Fermentation of Pleurotus ostreatus and Ganoderma lucidum mushrooms and their extracts by the gut microbiota of healthy and osteopenic women: potential prebiotic effect and impact of mushroom fermentation products on human osteoblasts†

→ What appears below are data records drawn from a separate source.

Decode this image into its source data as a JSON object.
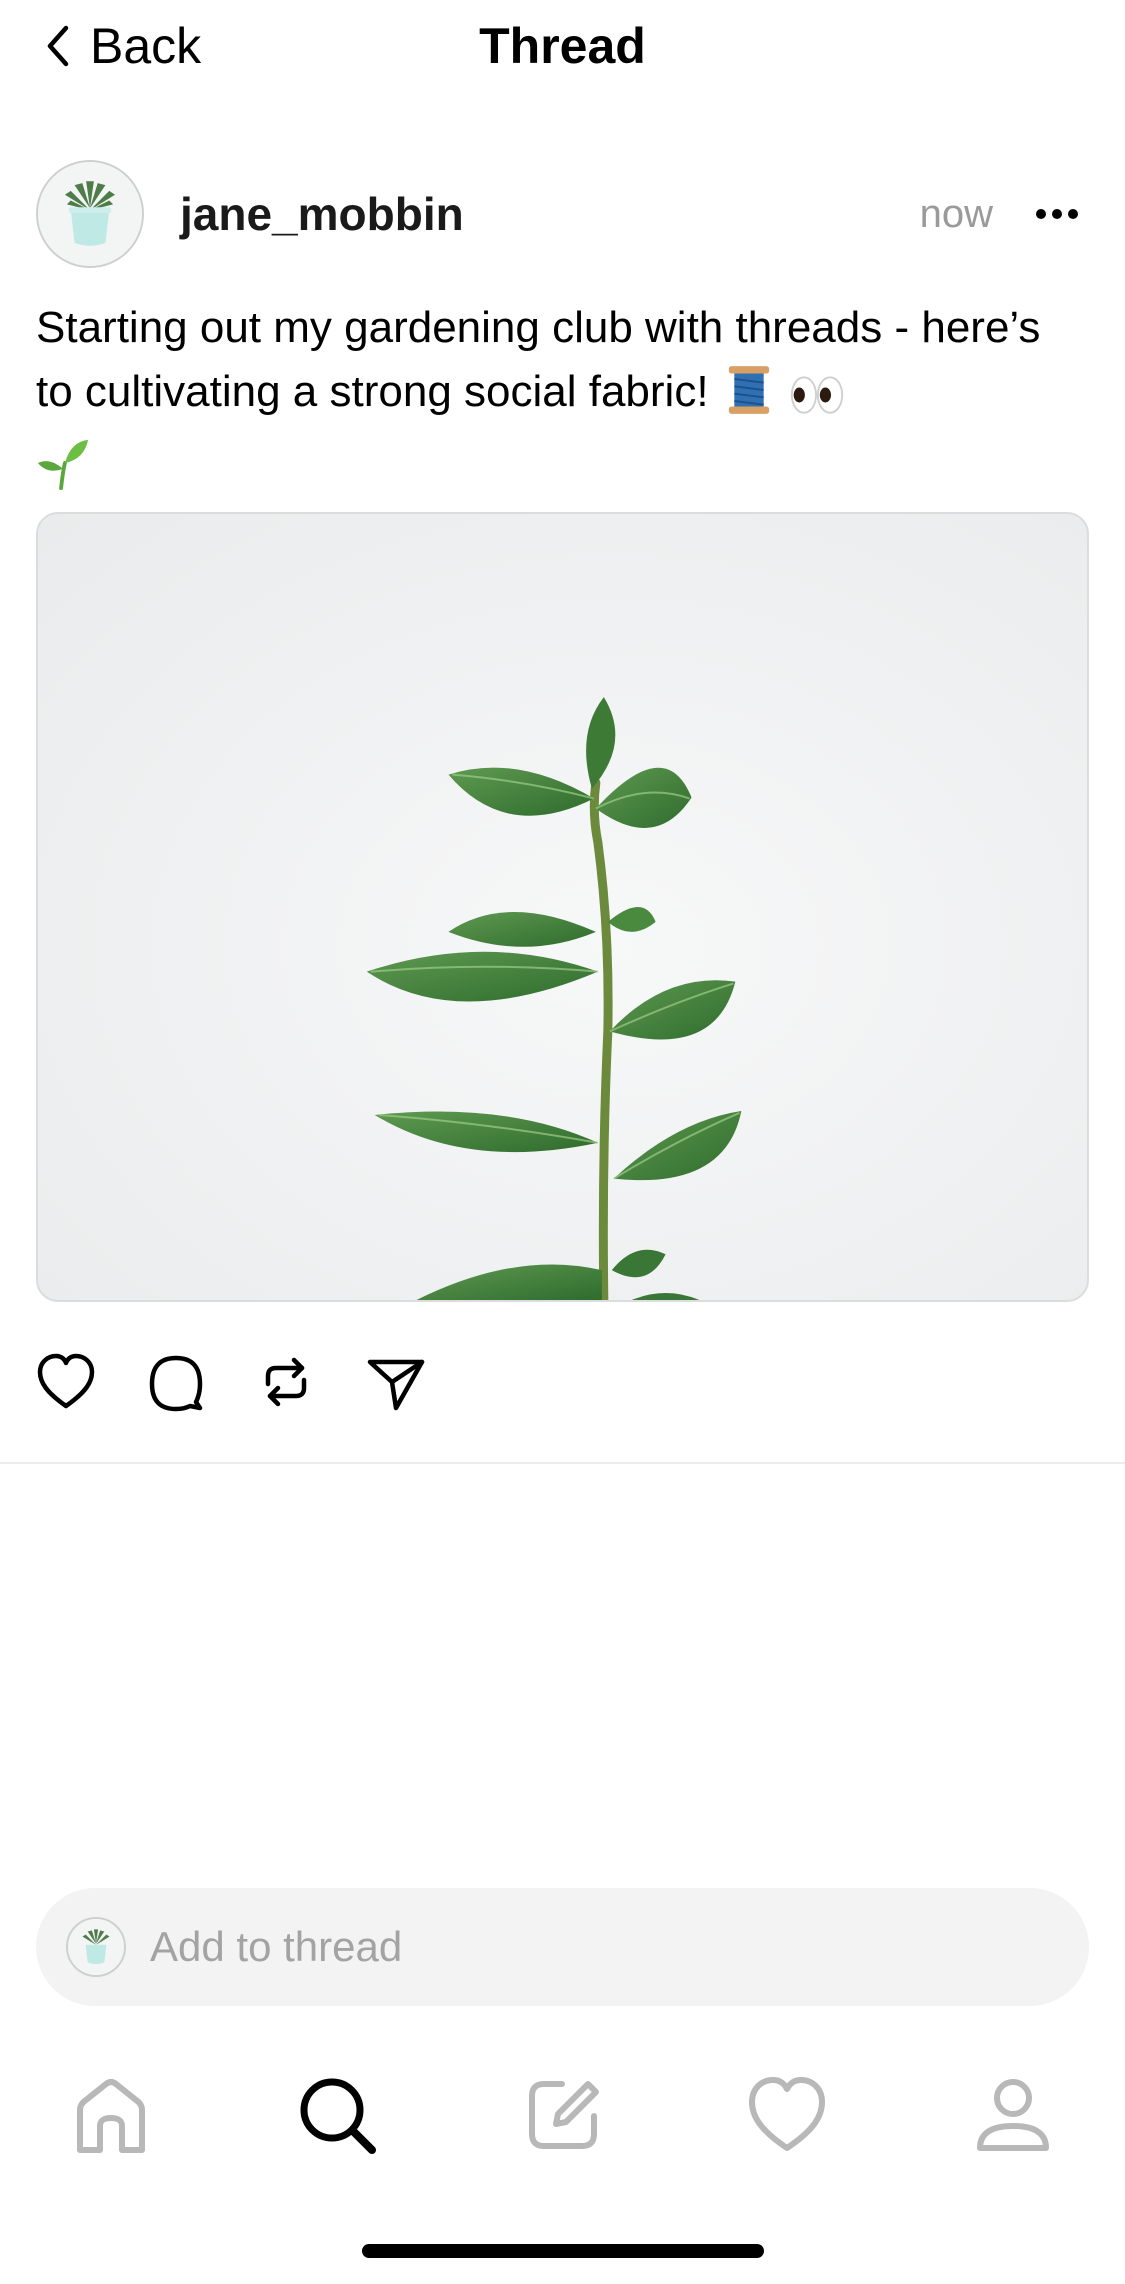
{
  "header": {
    "back_label": "Back",
    "title": "Thread"
  },
  "post": {
    "username": "jane_mobbin",
    "timestamp": "now",
    "text": "Starting out my gardening club with threads - here’s to cultivating a strong social fabric!",
    "emojis": [
      "🧵",
      "👀",
      "🌱"
    ]
  },
  "actions": [
    "heart-icon",
    "comment-icon",
    "repost-icon",
    "share-icon"
  ],
  "composer": {
    "placeholder": "Add to thread"
  },
  "bottom_nav": {
    "items": [
      "home-icon",
      "search-icon",
      "compose-icon",
      "activity-icon",
      "profile-icon"
    ],
    "active": "search-icon"
  },
  "colors": {
    "text": "#000000",
    "muted": "#9a9a9a",
    "inactive_icon": "#b8b8b8",
    "composer_bg": "#f3f3f3",
    "leaf_green": "#3e8a3a"
  }
}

Recent data have highlighted the role of the gut microbiota and its several metabolites in maintaining bone health. Thus, gut microbiota manipulation, e.g., by prebiotics, might offer a plausible target in the fight against bone degenerative diseases. This study aimed (a) to investigate the in vitro prebiotic potential of Ganoderma lucidum and Pleurotus ostreatus mushrooms in healthy and osteopenic women and (b) to explore the impact of mushroom fermentation products on human osteoblasts. G. lucidum LGAM 9720 and P. ostreatus IK 1123 lyophilized mushroom-powders (2% w/v) and their hot-water extracts (1% w/v) were fermented in a 24 h static batch culture model by using faecal inocula from healthy (n = 3) or osteopenic (n = 3) donors. Gut microbiota analysis (qPCR) and measurement of short chain fatty acids (SCFAs) were performed during fermentation, and 24 h-prebiotic indexes were calculated. Evaluation of the effects of fermentation products on bone metabolism parameters (OPG: osteoprotegerin; and RANKL: receptor activator of nuclear factor kappa B ligand) in osteoblast cultures was also performed. Our data suggest that the origin of the gut microbiota inoculum plays a major role in the viability of osteoblasts. The treatments using P. ostreatus mushroom-powder and G. lucidum mushroom-extract had positive effects based on gut microbiota and SCFA analyses. Both mushrooms exhibited lower RANKL levels compared to controls, whereas their extracts tended to enhance the osteoblastic activity. In conclusion, mushrooms that are rich in beta-glucans may exert beneficial in vitro effects on bone physiology by alterations in the gut microbiota and/or SCFA production.